Alternaria, Apanteles, Cactoblastis cactorum, Opuntia ficus-indica, biological control agents, eggs, fungi, host plants, instars, invasive species, larvae, moths, natural enemies, parasitism, parasitoids, phenology, plant density, plantations, pupae, rearing, winter, Argentina, Florida, Mexico
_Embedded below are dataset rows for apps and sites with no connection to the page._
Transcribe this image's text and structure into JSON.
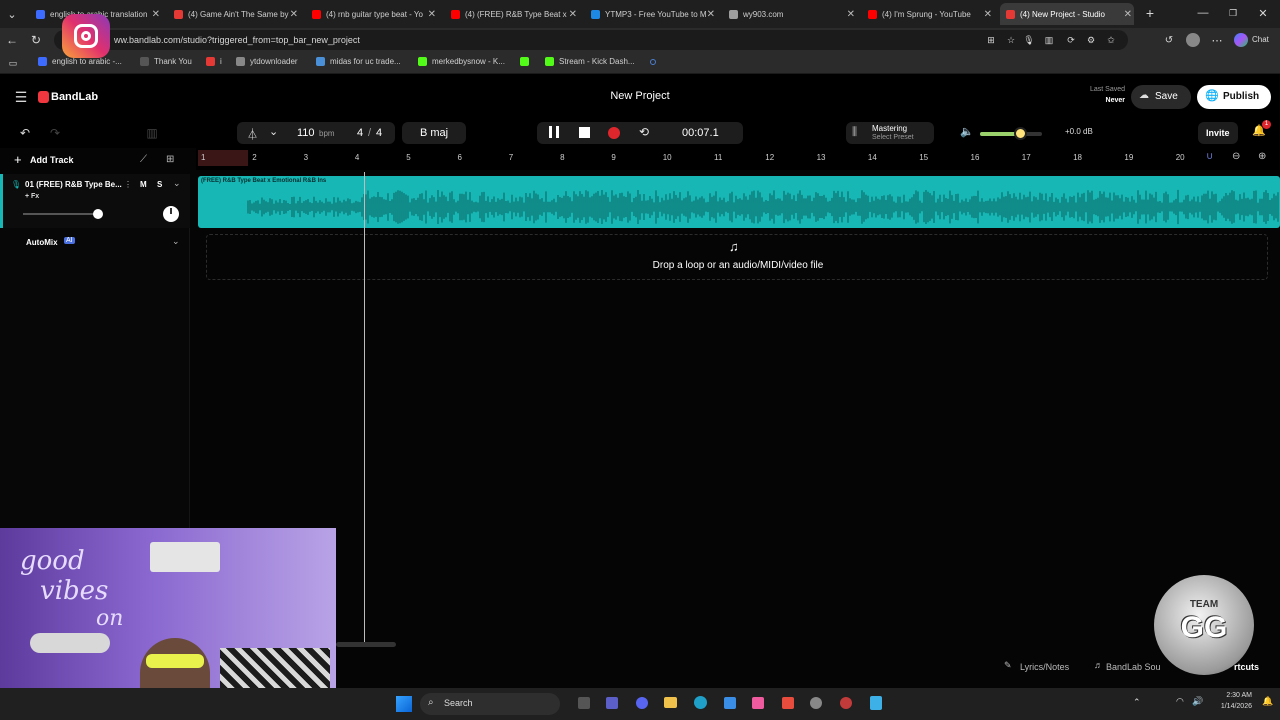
{
  "browser": {
    "tabs": [
      {
        "label": "english to arabic translation",
        "color": "#3d6bff",
        "active": false
      },
      {
        "label": "(4) Game Ain't The Same by",
        "color": "#e53935",
        "active": false
      },
      {
        "label": "(4) rnb guitar type beat - Yo",
        "color": "#ff0000",
        "active": false
      },
      {
        "label": "(4) (FREE) R&B Type Beat x E",
        "color": "#ff0000",
        "active": false
      },
      {
        "label": "YTMP3 - Free YouTube to M",
        "color": "#1e88e5",
        "active": false
      },
      {
        "label": "wy903.com",
        "color": "#9e9e9e",
        "active": false
      },
      {
        "label": "(4) I'm Sprung - YouTube",
        "color": "#ff0000",
        "active": false
      },
      {
        "label": "(4) New Project - Studio",
        "color": "#e53935",
        "active": true
      }
    ],
    "url": "ww.bandlab.com/studio?triggered_from=top_bar_new_project",
    "bookmarks": [
      {
        "label": "english to arabic -...",
        "color": "#3d6bff"
      },
      {
        "label": "Thank You",
        "color": "#555555"
      },
      {
        "label": "i",
        "color": "#e53935"
      },
      {
        "label": "ytdownloader",
        "color": "#888888"
      },
      {
        "label": "midas for uc trade...",
        "color": "#4a90d9"
      },
      {
        "label": "merkedbysnow - K...",
        "color": "#53fc18"
      },
      {
        "label": "",
        "color": "#53fc18"
      },
      {
        "label": "Stream - Kick Dash...",
        "color": "#53fc18"
      }
    ],
    "chat_label": "Chat"
  },
  "studio": {
    "brand": "BandLab",
    "project_title": "New Project",
    "last_saved_label": "Last Saved",
    "last_saved_value": "Never",
    "save_label": "Save",
    "publish_label": "Publish",
    "tempo": "110",
    "tempo_unit": "bpm",
    "time_sig_num": "4",
    "time_sig_sep": "/",
    "time_sig_den": "4",
    "key": "B maj",
    "time": "00:07.1",
    "mastering_label": "Mastering",
    "mastering_preset": "Select Preset",
    "volume_db": "+0.0 dB",
    "volume_level": 0.65,
    "invite_label": "Invite",
    "notif_count": "1",
    "add_track_label": "Add Track",
    "track_name": "01 (FREE) R&B Type Be...",
    "track_m": "M",
    "track_s": "S",
    "track_fx": "+ Fx",
    "automix_label": "AutoMix",
    "automix_badge": "AI",
    "clip_name": "(FREE) R&B Type Beat x Emotional R&B Ins",
    "drop_text": "Drop a loop or an audio/MIDI/video file",
    "ruler": [
      "1",
      "2",
      "3",
      "4",
      "5",
      "6",
      "7",
      "8",
      "9",
      "10",
      "11",
      "12",
      "13",
      "14",
      "15",
      "16",
      "17",
      "18",
      "19",
      "20"
    ],
    "lyrics_label": "Lyrics/Notes",
    "sounds_label": "BandLab Sou",
    "shortcuts_label": "rtcuts"
  },
  "overlay": {
    "webcam_text_1": "good",
    "webcam_text_2": "vibes",
    "webcam_text_3": "on",
    "team_logo_top": "TEAM",
    "team_logo_main": "GG"
  },
  "taskbar": {
    "search_label": "Search",
    "time": "2:30 AM",
    "date": "1/14/2026"
  }
}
Cactoblastis cactorum Berg (Lepidoptera: Pyralidae) has been extensively studied since its initial use as a biological control agent for invasive populations of Opuntia Mill. The moth is native to several South American countries including Argentina where the exotic Opuntia ficus-indica (L.) Mill. (Cactaceae) is grown as a commercial crop. Recently C. cactorum has attracted considerable attention following its non-intentional establishment in Florida, because it now threatens the highly diverse and economically important Opuntia taxa of the southern USA and Mexico. To elucidate several aspects of this system, we recorded phenological data and parasitoid activity from Argentina across an annual cycle. We reared several generations of moths to better document the life cycle, described several formerly unpublished larval stages and morphological characters, and compared developmental parameters from samples collected from different sites. We found that C. cactorum has 3 overlapping generations across a 9 mo growth period with winter quiescence at the larval VI instar or pupal stage. The most common natural enemy of larvae was the parasitoid Apanteles opuntiarum (Martínez and Berta) (Hymenoptera: Braconidae). Information is given on its development and percentages of parasitism throughout the year. No egg parasitoids were found in field-collected eggsticks or on experimental eggsticks. There were no significant differences between developmental stages and times of C. cactorum from Tucumán and Córdoba in Argentina. We found intermediate C. cactorum damage on low-density cultivated Opuntia, but much lower damage in commercial plantations with high densities of plants. Surprisingly, we found that a “black spot” fungal infection (Alternaria Nees) (Pleosporaceae) produced a higher level of damage in commercial plantations in Córdoba, as well as in natural settings in Tucumán